6 Replies Latest reply on Dec 8, 2013 1:14 AM by Hudi

    Business Process Consideration


      Hi All,


      Hope your holidays were pleasant.


      I would love some input regarding the issue of why you need an invoice table.


      I have a client who creates invoices based off his projects table. When something gets invoiced the status of the project simply changes to 'invoiced'. Now why is that wrong, or at least not recommended?



      2 reasons I came up with:


      1. If you want to create multiple invoices for a project, current system does not allow for that.

      2. If you need to void an invoice, and create a new one, you have no record of that voided invoice.


      Bottom line is that it's messy. But if they are surviving without it, are there any other reasons why I should press them to create an Invoices table (and all the scripts, layouts etc)?



        • 1. Re: Business Process Consideration

          Hi Hudi,


          What does their accountant and bookkeeper say?


          How well would their records stand up to an audit by the taxation authority?


          Surely those folk become the ultimate arbiters on whether or not their business practices are sufficiently robust.





          • 2. Re: Business Process Consideration

            Hi Hudi



            Here in the UK and I believe other countries too, our tax authority (HM Revenue and Customs) require that sales invoices are numbered sequentially.


            This is easier to undertake in a Sales Invoice table, where the sequential serial number can be generated as each new invoice is added.


            It can still be produced from a Projects table, if each new Sales Invoice calls for a new record in the Sales Invoice table and uses the new sequential number from that table.


            However, nothing beats the list of Sales Invoices in invoice number order as generated by a proper Sales Invoice table.


            As far as I am concerned, I now always use a separate Sales Invoice table.

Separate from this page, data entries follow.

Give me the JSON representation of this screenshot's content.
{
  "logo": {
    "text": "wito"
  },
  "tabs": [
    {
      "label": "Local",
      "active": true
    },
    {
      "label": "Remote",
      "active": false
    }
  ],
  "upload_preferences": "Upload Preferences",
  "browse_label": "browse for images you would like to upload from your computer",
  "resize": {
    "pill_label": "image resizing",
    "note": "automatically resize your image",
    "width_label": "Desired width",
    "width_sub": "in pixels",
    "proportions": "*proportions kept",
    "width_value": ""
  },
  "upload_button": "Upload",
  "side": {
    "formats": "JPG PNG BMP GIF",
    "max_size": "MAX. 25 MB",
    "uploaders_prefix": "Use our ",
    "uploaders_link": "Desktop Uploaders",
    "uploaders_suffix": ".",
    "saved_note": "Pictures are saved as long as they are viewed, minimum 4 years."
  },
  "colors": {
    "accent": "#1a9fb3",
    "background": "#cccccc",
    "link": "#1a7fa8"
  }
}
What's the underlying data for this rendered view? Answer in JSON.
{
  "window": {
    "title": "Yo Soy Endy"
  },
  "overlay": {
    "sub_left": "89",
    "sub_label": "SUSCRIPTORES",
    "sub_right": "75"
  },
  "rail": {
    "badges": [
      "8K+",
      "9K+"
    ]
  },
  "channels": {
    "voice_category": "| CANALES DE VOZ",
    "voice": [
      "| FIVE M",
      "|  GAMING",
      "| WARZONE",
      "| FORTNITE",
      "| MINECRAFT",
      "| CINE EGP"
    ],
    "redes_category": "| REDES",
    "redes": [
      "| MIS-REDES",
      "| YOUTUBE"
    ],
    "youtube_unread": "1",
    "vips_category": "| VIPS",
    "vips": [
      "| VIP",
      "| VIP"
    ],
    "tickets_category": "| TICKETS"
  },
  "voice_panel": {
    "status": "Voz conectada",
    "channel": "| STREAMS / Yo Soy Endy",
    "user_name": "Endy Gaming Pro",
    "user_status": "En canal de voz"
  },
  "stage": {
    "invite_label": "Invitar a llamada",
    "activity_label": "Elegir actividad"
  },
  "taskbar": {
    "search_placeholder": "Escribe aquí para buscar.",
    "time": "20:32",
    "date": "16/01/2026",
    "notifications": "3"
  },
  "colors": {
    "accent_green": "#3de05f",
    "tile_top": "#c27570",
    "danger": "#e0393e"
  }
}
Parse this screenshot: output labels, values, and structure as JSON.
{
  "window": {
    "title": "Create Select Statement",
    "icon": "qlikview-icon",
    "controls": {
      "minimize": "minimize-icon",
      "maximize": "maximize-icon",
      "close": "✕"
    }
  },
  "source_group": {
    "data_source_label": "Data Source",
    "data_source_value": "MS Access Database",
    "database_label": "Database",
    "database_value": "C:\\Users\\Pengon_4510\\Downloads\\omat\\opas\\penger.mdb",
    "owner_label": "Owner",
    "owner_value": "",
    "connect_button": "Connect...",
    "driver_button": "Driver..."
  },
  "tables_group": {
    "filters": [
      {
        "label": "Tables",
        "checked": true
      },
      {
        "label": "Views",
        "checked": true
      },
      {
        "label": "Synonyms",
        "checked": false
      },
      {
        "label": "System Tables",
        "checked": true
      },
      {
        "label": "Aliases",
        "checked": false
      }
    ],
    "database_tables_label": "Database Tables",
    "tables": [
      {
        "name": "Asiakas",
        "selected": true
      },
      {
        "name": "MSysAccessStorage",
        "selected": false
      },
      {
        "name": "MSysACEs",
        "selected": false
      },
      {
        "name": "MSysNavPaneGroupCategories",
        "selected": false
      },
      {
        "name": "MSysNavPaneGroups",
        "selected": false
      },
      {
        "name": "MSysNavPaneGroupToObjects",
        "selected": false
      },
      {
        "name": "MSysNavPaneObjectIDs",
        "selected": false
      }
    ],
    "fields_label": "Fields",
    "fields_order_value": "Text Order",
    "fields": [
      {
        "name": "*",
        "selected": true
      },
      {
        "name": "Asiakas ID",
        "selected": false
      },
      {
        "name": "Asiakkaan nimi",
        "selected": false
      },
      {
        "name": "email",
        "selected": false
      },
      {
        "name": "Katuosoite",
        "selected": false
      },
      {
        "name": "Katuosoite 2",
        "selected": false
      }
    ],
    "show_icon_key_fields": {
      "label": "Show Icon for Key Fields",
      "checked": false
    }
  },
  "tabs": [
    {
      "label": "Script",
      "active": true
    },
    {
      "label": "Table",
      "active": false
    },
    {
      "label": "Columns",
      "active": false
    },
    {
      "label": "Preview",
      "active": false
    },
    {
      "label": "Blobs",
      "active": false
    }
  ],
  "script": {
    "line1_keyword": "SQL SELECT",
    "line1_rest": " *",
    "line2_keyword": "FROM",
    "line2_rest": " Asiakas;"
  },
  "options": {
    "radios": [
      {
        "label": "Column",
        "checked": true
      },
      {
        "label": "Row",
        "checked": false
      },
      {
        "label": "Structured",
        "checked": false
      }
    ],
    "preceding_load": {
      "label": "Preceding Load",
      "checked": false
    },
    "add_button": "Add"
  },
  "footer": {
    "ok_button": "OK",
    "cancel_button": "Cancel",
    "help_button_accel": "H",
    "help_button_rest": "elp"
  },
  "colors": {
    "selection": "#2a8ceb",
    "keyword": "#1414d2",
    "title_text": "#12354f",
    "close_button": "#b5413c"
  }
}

            Best wishes - Alan Stirling, London UK.

            • 3. Re: Business Process Consideration

              The most incredible thing I continually see with Invoices from custom databases is the ability to change the Invoice once it has been posted... I have been told by a few people that it is illegal to change an Invoice once it's been sent to the recepient. If you have a problem with it, create a new Invoice or credit the existing Invoice then create a new one. Seems like a painful business process to me!

              An invoice should certainly be a separate record to the original project and then locked off from being able to edit it once it's sent. (well, at least in a perfect world) ;-)

              • 4. Re: Business Process Consideration

                In the US, it is not illegal to change an invoice as long as you represent it as changed or updated, etc.  Otherwise you get into the fraud area.  However, all accountants will vehemently argue against changing invoices.  It is like making a mistake in your bank account.  The bank does not "fix" the original mistake by getting rid of it.  They instead issue a credit or debit rectifying the original mistake, leaving the original mistake in the account ledger as well as documentation of the correction. 


                Small businesses are known for being run by entrepeneurs that know their products well, but as a business owner, have to handle all of the other things required in a business like accounting, taxes, HR, etc.  Some of these entrepeneurs want lots of control and make decsisions on what seems best to them in areas that they are not an expert and that is where problems like this arise. 


                As a database consultant, all we can do is provide advice to general accounting principals as well as good practices for software development.  A client does not have to follow our advice, nor do we have to work for them if they ignore our advice.  If the proposed development is not inherently fraudulent, I usually implement it with warnings to my client on potential problems.  I also make sure to not advertise myself as something I am not like an accountant.  So when you run into problems like this, a way to get the monkey off our backs as the software developer is to refer them to their accountant which surely will not concur with such a request. 


                Best of luck!

                • 5. Re: Business Process Consideration

                  What John Wolff said.  With things like accounting workflow it's helpful to look to existing accounting packages (like Quickbooks) and note deviations froms that workflow.  Accounting packages are designed the way they are for good reasons, including some of the ones you outline.  Accountants like them because they understand the workflows and trust them.


                  You could tell the client (gently) that the fact that they are surviving without a good data model and accounting controls is not reason to continue doing so, any more than it would be to continue driving without vehicle maintenance or insurance simply because you've gotten away with it so far.


                  One way of moving that conversation forward is to ask to bring their accountant in to review the current system's workflow for improvements in a group meeting.  The accountant is likely to make your argument for you very convincingly.

                  • 6. Re: Business Process Consideration

                    Thank you all for the insights.

                    It was less an issue of legality and accounting practices (I have enough to worry about   ) and more one of flexibility and best FM practices. I felt having an invoice table was worth the trouble for the flexibility it gives the user in all aspect, reporting, analysis, data entry and wanted to confirm that.

                    Many thanks for the detailed thoughts.